According to a research compiled by the Local Data Company (LDC) for PwC, an average of 16 high street stores closed every day last year making a total of 5,885 over the year while an average of 11 opened each day.
The daily openings on an average were down by 12 in 2016 and 15 in 2013.
The number of new high street stores opening in 2017 fell to 4,083 compared to 4,534 in 2016, with the second half of the year seeing substantially more closures and fewer openings than the first six months.
Beauty product stores, coffee shops, cafes and tearooms and ice cream parlours bucked the trend with the highest increase in net store numbers, while physical bookshops and vaping remained popular.
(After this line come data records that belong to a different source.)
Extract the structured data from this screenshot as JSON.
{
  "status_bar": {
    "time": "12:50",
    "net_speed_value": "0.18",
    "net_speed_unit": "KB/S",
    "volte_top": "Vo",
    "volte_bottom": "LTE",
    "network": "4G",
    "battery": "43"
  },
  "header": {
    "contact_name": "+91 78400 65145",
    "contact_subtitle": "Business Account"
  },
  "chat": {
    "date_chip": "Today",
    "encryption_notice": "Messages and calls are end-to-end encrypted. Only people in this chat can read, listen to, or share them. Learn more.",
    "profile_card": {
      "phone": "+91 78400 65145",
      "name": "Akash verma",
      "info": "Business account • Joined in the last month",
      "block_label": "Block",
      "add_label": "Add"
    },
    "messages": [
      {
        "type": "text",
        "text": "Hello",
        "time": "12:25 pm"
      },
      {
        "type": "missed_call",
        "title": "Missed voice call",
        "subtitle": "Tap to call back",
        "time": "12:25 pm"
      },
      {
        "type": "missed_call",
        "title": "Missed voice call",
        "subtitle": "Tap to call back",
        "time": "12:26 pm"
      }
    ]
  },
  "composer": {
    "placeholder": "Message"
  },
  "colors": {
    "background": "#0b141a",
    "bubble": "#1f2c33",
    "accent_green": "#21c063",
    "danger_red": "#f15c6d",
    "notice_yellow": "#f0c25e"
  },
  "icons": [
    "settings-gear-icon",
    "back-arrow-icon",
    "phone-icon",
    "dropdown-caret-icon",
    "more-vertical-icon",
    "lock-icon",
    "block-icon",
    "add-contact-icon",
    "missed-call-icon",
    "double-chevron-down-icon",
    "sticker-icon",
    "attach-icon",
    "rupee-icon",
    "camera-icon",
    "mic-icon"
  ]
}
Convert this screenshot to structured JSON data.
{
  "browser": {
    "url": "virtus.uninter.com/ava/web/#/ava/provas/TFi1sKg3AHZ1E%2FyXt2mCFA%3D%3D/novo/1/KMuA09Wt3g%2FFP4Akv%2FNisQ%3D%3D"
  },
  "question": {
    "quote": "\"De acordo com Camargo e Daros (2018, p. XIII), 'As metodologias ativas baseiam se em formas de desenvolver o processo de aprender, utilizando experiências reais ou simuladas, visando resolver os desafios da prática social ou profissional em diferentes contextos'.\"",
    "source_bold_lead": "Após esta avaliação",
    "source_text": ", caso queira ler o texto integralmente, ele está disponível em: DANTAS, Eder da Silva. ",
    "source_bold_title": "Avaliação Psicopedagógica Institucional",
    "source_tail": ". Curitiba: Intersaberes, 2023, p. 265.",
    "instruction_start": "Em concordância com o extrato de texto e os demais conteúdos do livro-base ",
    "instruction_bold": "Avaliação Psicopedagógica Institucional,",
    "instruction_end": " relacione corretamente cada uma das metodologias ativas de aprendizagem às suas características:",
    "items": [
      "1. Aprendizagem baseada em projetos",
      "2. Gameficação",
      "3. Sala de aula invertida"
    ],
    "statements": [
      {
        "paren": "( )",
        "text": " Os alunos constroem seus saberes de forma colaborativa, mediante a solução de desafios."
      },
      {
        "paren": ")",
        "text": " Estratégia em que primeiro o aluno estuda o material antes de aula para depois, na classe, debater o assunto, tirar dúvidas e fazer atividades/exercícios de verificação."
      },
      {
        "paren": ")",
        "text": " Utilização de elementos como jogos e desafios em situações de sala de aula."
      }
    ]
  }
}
Lisa Hooker, consumer markets leader at PwC, said “2017 was tough for the British retail industry, particularly the second half of the year.”
Seeing volatility month to month and across different sectors as wage growth failed to keep up with inflation. It has forced many shoppers to think more carefully about their spending habits.
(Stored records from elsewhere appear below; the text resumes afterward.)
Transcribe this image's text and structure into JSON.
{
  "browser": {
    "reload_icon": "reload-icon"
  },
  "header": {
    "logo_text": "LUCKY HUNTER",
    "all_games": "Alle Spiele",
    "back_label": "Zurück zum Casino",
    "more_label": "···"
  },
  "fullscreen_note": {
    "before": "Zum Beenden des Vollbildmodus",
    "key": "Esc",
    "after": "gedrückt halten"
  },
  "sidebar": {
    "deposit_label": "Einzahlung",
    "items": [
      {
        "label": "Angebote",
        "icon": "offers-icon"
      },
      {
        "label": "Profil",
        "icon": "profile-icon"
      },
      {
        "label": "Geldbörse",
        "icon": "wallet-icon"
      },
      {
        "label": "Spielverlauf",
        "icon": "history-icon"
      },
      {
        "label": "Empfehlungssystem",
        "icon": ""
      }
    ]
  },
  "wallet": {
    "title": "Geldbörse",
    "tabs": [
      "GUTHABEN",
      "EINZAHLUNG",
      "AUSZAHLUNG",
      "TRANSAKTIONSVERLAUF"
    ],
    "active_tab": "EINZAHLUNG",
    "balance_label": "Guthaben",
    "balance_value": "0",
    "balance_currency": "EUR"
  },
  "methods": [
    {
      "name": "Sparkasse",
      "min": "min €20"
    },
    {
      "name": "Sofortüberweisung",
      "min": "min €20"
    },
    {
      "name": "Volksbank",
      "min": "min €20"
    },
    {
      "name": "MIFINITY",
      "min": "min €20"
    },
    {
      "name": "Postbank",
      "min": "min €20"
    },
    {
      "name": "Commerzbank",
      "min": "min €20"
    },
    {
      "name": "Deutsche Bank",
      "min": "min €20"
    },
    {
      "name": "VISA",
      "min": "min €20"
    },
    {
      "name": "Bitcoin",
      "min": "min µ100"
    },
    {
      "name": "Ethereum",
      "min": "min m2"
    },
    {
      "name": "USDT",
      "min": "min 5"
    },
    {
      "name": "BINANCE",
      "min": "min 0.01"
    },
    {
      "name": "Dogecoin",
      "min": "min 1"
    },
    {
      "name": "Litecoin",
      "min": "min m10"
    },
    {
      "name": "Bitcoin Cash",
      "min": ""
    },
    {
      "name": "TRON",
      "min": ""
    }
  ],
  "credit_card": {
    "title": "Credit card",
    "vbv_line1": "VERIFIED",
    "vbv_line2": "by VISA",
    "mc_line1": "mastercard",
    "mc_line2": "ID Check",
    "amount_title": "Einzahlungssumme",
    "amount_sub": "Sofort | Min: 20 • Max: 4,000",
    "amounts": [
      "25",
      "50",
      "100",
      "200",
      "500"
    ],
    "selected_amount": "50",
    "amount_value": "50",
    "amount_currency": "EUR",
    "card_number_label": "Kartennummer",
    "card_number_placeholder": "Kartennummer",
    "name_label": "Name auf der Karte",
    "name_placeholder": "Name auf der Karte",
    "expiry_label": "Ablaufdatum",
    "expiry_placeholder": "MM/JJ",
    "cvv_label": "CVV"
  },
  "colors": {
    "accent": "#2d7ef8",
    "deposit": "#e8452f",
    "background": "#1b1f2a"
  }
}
In addition to this many retailers are increasingly feeling the impact of the acceleration of online shopping as consumers feel more comfortable with price transparency and reliability of delivery options offered by online players.
Digital offerings are increasingly becoming not only make or break in areas like fashion but also for banks, travel agents and estate agents all of which closed a significant number of high street outlets last year.
“The winners at the moment, such as nail bars, coffee shops, bookstores and craft beer pubs, are all flourishing because they serve the needs of emerging consumer segments such as experience-seeking millennials, and offer a differentiated physical proposition that online offerings can’t compete with.”
Lucy Stainton from the Local Data Company said: “There is of course no doubting that we are experiencing a period of great change in retail, and the question around the relevance and role of stores is still very much on the industry agenda.
“It is also interesting to note that despite the onslaught of digital and audiobooks, readily available via the likes of Amazon and Apple, booksellers are on the list of 2017 ‘risers’. Perhaps unexpected but then again does this suggest there is hope for more traditional retailing of physical products, if done well?”